Sunday, November 05, 2006

KMC says no to garbage from ‘outside’

Razen Manandhar
Kathmandu, November 4[2006]:

Now on, the Kathmandu Metropolitan City (KMC) will not allow emerging urban areas to dump garbage in the city area. Garbage produced in these areas accounts for 15 per cent of total garbage produced in the KMC.
Government records still mention these areas as ‘villages.’ The decision to bar these ‘villages’ from dumping garbage in the city area was taken some days ago, but it was not implemented.
However, today KMC officials prevented the dumping of garbage produced in the ‘villages’ in the city area.
As legal loopholes allow people to construct huge buildings in these ‘villages’, they are fast turning into urban areas.

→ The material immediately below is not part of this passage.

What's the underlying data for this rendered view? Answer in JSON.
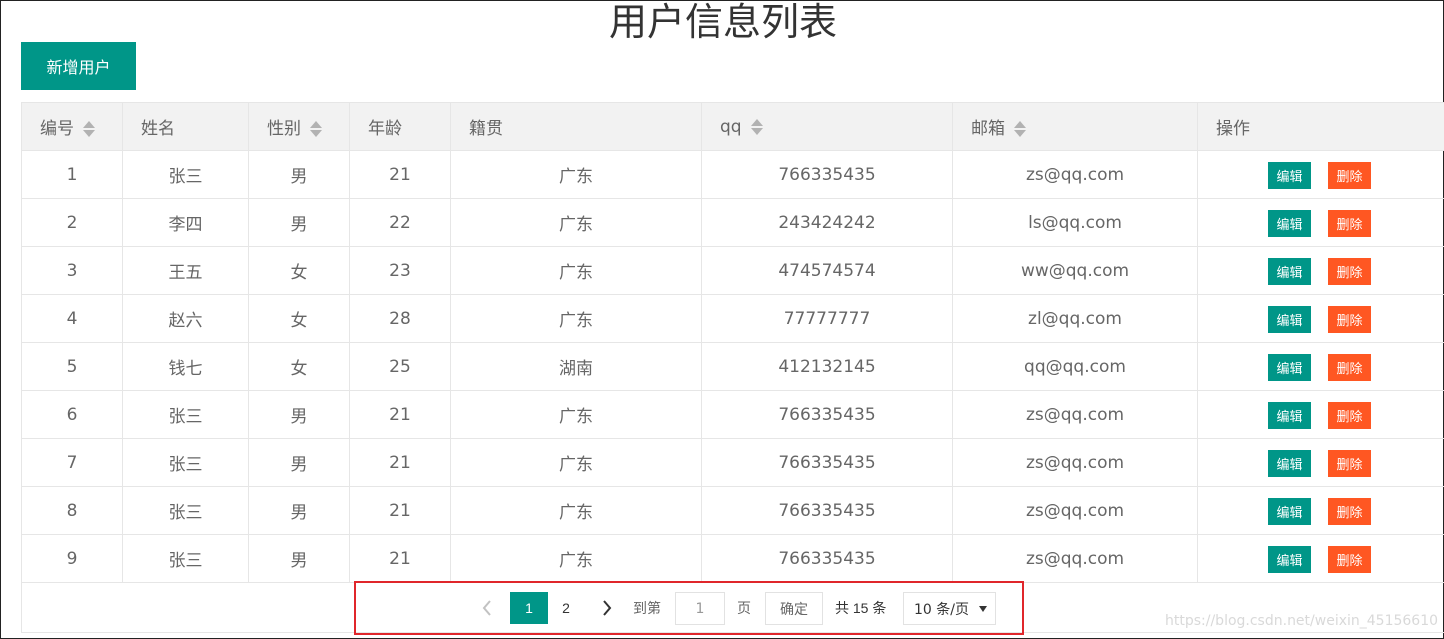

But these ‘villages’ lack infrastructure to manage solid waste.
“We have decided not to let villages dump garbage in the city. They are called villages, but they shelter a big population. They account for 15 to 20 per cent of garbage produced in the KMC,” said Rabin Man Shrestha, chief of the Environment Department of the KMC. Jorpati, Sitapaila, Gongabu, Bansbari, Budhanilkantha, Dhapasi and other areas are dumping garbage in the City without getting KMC nod, he said.
“We can’t take it any more. Garbage brought from villages accounts for 15 to 20 per cent of total garbage, compelling us to spend an additional amount of Rs 15,000 per day on garbage management. The KMC has to face problems due to the increased garbage load at the landfill site in Sisdole and Teku station,” he said.

The KMC found it difficult to manage waste when locals of Sisdole, demanding that their demands be met, barred it from dumping garbage at the Sisdole site and locals protested against the continued operation of the 18-year-old Teku Station. Though VDCs allow people to construct huge buildings in villages, VDC offices do not manage waste. “Even after talks with the ministry concerned on the issue, we remained silent for quite some time. We had to take this decision,” Shrestha said. “If the villages want us to manage their garbage, local administration offices must pay us. Otherwise, we will return rickshaws or tractors which come from villages to our working area to dump garbage.” Private companies used to collect garbage from the peripheries and dump them in river banks and the Teku station.